Our esteemed German specialist Michael Schmidt reported excitedly that this wine, one of the most impressive he tasted in early June at the presentation of the new vintage from the Pfalz region, was selling for just £13.95 at the Shrewsbury wine merchant Tanners. Not the most generous marker, he gave Dr Bürklin-Wolf, Wachenheimer Riesling trocken 2013 17 points out of 20 and wrote thus:
'Cask sample. An almost tropical scent is perfectly partnered by some fine spicy nuances. The salivary glands are stimulated by a mouth-watering combination of exotic fruit and juicy acidity. The elegance and harmony of the Wachenheimer belie its mere village-level status.'
And indeed, Tanners, one of Britain's most faithful purveyors of fine Riesling, report that this wine is in fact made from young vines in the the grand cru Goldbächel vineyard.

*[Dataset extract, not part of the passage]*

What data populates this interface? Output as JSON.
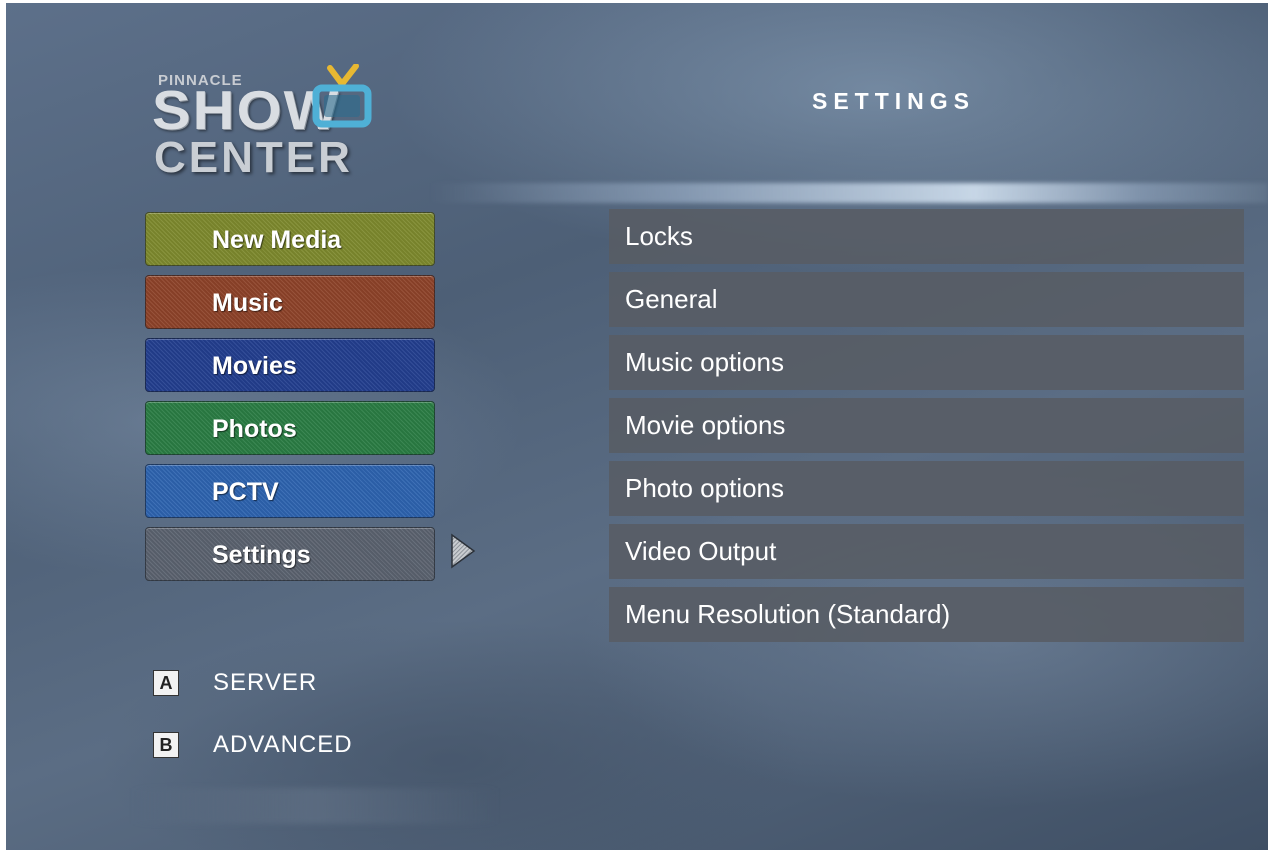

They describe it as 'a lovely spicy wine with attractive pineapple and mango fruit'. A picture is beginning to emerge…
Bürklin-Wolf is of course one of Germany's most admired producers of medium- to full-bodied dry wines, and was an early adopter of biodynamic viticulture. I have consistently been impressed by their wines in recent vintages, even if I found the basic estate Riesling trocken 2011 currently on offer chez Tanner just starting to taste a little long in the tooth. Mind you, its price of £13.70 (which I thought very good value) makes the Wachenheimer 2013 look an even better buy.
This Pfalz Riesling is widely available in Europe though has not, alas, made it over the Atlantic yet.
I actually wanted to make another Tanners Riesling, also described in our recent tasting article More Rieslings, a wine of the week. But my researches showed that Henri Ehrhart, Kaefferkopf Riesling 2012 Alsace Grand Cru is available only from Tanners, at just £11.70, and from the Ehrharts in Ammerschwir. What a shame as this is also great value, and rather nervier and more slender than a typical Pfalz Riesling.
I also gave this Alsace Riesling 17 points out of 20, for what it's worth, and suggested drinking it any time over the next four years (Michael suggested five years for his Pfalz 2013). Here's my tasting note:
'Lightly pungent nose with some perceptible ripeness on the front palate and a dry finish. Really lovely now. Quite intense but open already. Satin texture. But no death by alcohol. Lots of extract though. I think it might go a bit petrolly with bottle age so drink young if you don't like this characteristic. Serve with liver parfait? GV (meaning Good Value).'
Both Rieslings are 12.5% alcohol.
Find the dry Pfalz Riesling 2013
Find the dry Alsace Riesling 2012